What you will do:
Using the data below, copy out all lines with the word "Australian".

====== Provided data

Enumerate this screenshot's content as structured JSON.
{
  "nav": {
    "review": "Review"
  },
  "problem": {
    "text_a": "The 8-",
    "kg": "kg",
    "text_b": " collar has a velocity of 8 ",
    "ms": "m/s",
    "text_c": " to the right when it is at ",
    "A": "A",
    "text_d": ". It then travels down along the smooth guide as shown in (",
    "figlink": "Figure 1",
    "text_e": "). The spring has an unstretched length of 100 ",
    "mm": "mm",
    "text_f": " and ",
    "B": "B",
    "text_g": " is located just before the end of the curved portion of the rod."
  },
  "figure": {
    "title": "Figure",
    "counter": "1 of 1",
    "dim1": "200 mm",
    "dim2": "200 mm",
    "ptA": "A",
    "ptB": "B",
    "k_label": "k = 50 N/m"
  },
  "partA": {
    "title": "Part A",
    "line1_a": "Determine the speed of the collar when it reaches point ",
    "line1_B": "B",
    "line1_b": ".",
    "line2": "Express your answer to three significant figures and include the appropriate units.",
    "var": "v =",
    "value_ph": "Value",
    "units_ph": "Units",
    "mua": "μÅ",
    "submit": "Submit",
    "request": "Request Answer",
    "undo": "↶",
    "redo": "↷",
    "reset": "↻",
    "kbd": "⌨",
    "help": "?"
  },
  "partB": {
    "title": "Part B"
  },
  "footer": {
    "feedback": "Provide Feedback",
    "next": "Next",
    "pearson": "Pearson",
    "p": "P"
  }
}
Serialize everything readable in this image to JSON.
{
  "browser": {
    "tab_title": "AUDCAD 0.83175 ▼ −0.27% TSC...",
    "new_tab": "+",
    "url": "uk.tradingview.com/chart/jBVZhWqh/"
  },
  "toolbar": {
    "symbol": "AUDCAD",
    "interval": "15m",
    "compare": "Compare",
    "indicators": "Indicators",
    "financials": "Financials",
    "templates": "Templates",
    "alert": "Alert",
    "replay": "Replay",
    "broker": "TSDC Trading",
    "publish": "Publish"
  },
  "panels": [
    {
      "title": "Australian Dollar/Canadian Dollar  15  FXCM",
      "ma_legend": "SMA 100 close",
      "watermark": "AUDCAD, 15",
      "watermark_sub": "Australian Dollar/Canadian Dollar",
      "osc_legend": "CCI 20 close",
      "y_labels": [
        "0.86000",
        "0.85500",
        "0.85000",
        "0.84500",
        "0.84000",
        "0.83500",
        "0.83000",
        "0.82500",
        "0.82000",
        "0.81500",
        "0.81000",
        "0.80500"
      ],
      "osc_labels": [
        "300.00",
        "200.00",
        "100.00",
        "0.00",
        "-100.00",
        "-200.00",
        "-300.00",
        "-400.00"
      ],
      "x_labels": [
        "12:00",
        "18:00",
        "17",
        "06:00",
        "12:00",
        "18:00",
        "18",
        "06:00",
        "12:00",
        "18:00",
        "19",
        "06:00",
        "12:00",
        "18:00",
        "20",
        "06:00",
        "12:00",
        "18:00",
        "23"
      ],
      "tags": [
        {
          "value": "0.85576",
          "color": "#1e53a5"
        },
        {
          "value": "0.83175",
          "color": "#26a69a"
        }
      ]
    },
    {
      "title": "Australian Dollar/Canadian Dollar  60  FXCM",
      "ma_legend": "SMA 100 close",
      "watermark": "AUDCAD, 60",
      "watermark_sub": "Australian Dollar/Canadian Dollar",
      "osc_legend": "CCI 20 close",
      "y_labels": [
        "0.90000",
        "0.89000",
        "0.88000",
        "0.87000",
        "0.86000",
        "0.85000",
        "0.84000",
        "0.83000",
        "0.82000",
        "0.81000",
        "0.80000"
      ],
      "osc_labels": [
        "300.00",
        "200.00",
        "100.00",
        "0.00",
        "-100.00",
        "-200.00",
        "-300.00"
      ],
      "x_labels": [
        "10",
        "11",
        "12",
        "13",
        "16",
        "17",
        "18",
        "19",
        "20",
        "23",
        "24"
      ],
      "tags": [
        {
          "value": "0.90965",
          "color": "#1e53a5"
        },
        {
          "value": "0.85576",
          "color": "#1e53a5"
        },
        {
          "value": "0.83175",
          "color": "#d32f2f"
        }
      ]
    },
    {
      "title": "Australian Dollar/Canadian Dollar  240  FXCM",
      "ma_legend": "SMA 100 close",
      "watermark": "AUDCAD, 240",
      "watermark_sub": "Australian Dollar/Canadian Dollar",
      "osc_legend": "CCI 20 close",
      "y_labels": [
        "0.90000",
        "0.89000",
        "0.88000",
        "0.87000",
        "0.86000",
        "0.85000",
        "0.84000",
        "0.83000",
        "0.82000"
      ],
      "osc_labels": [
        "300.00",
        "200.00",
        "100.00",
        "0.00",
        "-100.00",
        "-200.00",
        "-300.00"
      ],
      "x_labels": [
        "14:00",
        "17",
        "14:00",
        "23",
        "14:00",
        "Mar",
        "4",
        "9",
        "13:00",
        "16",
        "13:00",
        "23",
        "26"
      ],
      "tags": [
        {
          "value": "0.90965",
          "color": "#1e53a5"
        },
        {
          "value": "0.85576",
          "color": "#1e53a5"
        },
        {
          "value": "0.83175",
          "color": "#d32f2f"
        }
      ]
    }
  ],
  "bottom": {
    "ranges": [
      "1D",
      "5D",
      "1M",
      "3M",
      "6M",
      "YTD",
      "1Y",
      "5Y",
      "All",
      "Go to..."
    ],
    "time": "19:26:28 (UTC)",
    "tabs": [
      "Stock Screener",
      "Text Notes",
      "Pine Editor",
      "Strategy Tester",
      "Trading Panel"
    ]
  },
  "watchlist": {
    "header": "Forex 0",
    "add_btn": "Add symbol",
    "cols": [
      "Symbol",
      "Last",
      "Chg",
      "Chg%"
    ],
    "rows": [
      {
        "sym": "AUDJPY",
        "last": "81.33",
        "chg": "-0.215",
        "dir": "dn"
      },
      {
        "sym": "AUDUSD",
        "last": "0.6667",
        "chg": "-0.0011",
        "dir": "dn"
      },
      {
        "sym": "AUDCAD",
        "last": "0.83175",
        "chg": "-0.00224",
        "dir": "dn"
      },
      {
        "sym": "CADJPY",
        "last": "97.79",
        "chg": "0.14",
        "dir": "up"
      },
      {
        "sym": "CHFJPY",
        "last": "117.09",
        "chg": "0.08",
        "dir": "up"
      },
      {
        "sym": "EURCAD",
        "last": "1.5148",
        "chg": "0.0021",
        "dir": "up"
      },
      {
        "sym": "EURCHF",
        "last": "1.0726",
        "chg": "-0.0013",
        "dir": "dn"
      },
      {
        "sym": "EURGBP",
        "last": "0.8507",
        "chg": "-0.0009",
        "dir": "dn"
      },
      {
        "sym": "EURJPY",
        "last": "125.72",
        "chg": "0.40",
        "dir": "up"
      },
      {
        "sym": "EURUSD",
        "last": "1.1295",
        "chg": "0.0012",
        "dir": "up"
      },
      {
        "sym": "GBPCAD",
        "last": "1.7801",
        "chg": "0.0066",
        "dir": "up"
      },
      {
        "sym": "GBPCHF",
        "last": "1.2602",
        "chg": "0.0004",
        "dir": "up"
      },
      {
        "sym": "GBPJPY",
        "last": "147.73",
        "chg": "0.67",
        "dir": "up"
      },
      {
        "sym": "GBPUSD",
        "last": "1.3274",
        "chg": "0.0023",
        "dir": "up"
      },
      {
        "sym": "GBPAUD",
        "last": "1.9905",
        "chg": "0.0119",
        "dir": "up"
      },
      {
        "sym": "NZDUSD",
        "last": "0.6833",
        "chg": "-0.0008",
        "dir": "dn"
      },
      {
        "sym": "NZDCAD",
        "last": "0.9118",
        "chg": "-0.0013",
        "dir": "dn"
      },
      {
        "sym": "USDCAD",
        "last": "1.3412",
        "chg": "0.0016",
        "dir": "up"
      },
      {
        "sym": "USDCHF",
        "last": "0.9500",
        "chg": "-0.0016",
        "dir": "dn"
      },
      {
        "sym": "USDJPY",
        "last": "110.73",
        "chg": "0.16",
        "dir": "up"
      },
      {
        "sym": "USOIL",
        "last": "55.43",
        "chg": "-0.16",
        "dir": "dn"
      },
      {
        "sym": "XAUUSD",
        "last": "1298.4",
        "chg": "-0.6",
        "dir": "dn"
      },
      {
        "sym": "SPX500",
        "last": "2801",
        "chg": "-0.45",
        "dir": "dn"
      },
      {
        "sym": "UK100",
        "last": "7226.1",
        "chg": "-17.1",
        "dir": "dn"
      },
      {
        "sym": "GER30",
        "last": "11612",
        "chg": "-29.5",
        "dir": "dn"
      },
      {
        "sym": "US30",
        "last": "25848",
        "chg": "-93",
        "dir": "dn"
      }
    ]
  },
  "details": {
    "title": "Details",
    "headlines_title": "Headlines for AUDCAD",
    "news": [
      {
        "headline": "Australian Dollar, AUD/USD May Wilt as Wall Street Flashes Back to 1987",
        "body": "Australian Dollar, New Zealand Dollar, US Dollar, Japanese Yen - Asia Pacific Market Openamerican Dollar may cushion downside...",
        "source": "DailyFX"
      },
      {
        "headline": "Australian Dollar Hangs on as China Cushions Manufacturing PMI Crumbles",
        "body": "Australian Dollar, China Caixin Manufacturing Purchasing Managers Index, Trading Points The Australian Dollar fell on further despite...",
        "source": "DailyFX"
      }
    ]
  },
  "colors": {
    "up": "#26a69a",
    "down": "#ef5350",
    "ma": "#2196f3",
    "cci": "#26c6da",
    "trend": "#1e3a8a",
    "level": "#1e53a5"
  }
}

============

Result:
      "title": "Australian Dollar/Canadian Dollar  15  FXCM",
      "watermark_sub": "Australian Dollar/Canadian Dollar",
      "title": "Australian Dollar/Canadian Dollar  60  FXCM",
      "watermark_sub": "Australian Dollar/Canadian Dollar",
      "title": "Australian Dollar/Canadian Dollar  240  FXCM",
      "watermark_sub": "Australian Dollar/Canadian Dollar",
        "headline": "Australian Dollar, AUD/USD May Wilt as Wall Street Flashes Back to 1987",
        "body": "Australian Dollar, New Zealand Dollar, US Dollar, Japanese Yen - Asia Pacific Market Openamerican Dollar may cushion downside...",
        "headline": "Australian Dollar Hangs on as China Cushions Manufacturing PMI Crumbles",
        "body": "Australian Dollar, China Caixin Manufacturing Purchasing Managers Index, Trading Points The Australian Dollar fell on further despite...",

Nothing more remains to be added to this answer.